Bob must deduct mortgage interest from his taxes over the 30 year life of the mortgage.


Beth invested $10,000 in a California artichoke farm to build a nest egg for her kids.  The farm is rapidly losing money.  However, under special passive loss provisions for artichoke farmers, Beth can deduct $20,000 per year from other income to reflect her artichoke losses - even though she put no more money in.

Poor Bob chose to invest in his nursing homes project.  Unlike the artichoke industry, nursing home losses are limited to the funds actually put at risk.



Since Beth painted her house purple, the government gave her $4,000.

Bob carelessly chose taupe and got nothing from the feds.

Direct federal ownership of facilities/service operations, net of user charges

Prior to buying her own house, Beth lived a government-owned mansion and paid a monthly rent of only $5.

Bob paid market rents prior to his home purchase.

Research and Development Support

Beth needed a new machine to remove the radon from her basement.  To solve her problem, the federal Office of New Machines came in and designed, built, and tested it for her.

Though Bob had no radon problems, he did have some unmarked metal drums that kept surfacing in his kid's sandbox.  The Office of New Machines was too busy with radon removal R&D to have time for unmarked drum R&D.

Market Planning

Beth's Pet Rocks came from a single quarry.  If supplies were cut off, she was in trouble.  Luckily, the Office of Strategic Stones and Stuff had done scenario planning to locate alternative sources of supply and had stockpiled key rocks for such an emergency.

Bob runs a retail magazine franchise.  When Bob's main magazine supplier cut him off for not selling enough Pewter World subscriptions, he was forced to make 47 phone calls over a two month period before he located a new source of supply.

Subsidized loans, loan guarantees, and insurance programs

Because she lives in a Quarry Development Region, Beth got a below-market fixed-rate mortgage from the government.  In addition, the government promised to make good on any unpaid principle should Beth not be able to make her payments.

Bob had a bank mortgage with fluctuated with the prime rate.  Should he fail to make any payments, the bank could seize his home.

Administrative and Regulatory Costs

Beth created a great deal of work for the government.  Somebody had to plan and manage handling her radon cleanup, legal suit and mortgage.  These people worked very hard, but Beth wasn't the one that had to pay them.

Bob paid for all of the work his activities created through his mortgage rates, taxes, and of course, lawyers fees for the little mess in his back yard sandbox.


Assumption of Legal Risks/Indemnification
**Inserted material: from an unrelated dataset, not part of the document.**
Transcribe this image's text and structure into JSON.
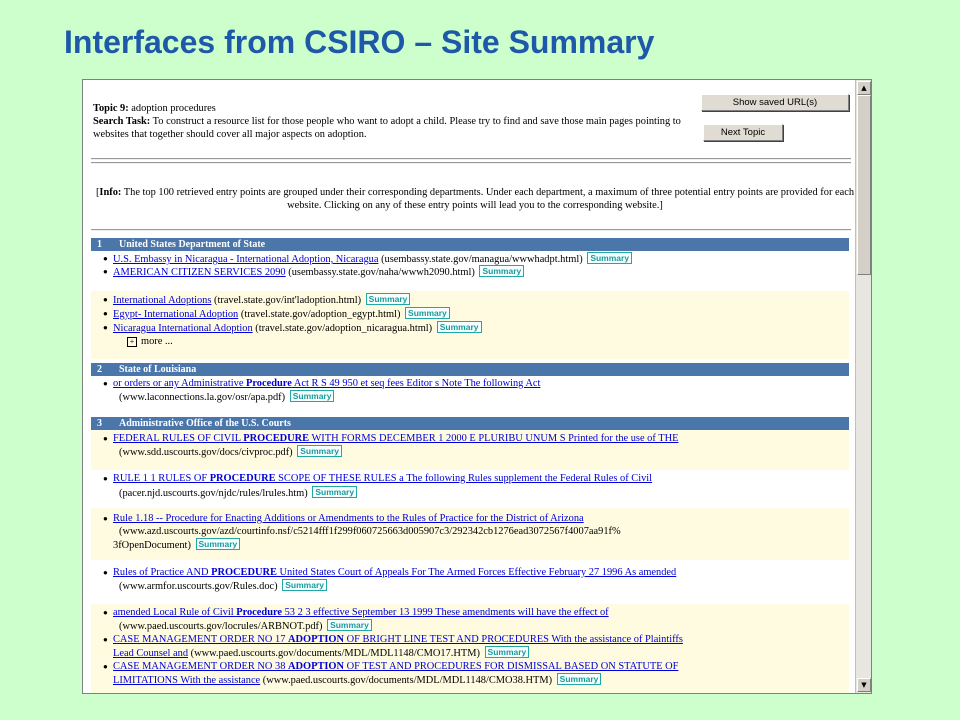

Prior to discovering her radon problem, Beth had rented her basement room to a couple who was now experiencing health problems.  Luckily, she had received blanket federal indemnification for all accidents, spills, etc. associated with her home or business.  She told the couple to go sue the federal government.

Bob was not so lucky.  Federal researchers discovered that he had once spilled some gasoline in his back yard while refueling his lawn mower.  Under the joint and several strict liability provisions of Superfund, poor Bob was individually responsible for mitigation of all pollution associated with the mysterious drums in his back yard.

Changes in Market Rules Governing Access to Markets, Prices, or Terms of Sale

Beth built an addition to her home using whatever contractor and construction material she wished.

Not Bob.  Since his house was taupe, not purple, he had to use Henry's House Builders and pay a significant price premium.  Furthermore, the Regulations for Owners of Taupe Homes stipulated that he could sell his home only in an even-numbered year.

Federal Procurement Policies

When Beth lived in her government-subsidized mansion she was a government employee responsible for purchasing all necessary food items for her department.  In accordance with the "Truffle Promotion Act of 1832," she purchased hundreds of truffles per month from the nation's four truffle manufacturers.

When Bob needed food, he bought it at market rates in the neighborhood Quick Mart.

Doug Koplow and Alliance to Save Energy, 1993

Source:  Doug Koplow, Federal Energy Subsidies:  Energy, Environmental, and Fiscal Impacts, (Washington, DC:  Alliance to Save Energy), 1993, pp. 43-44.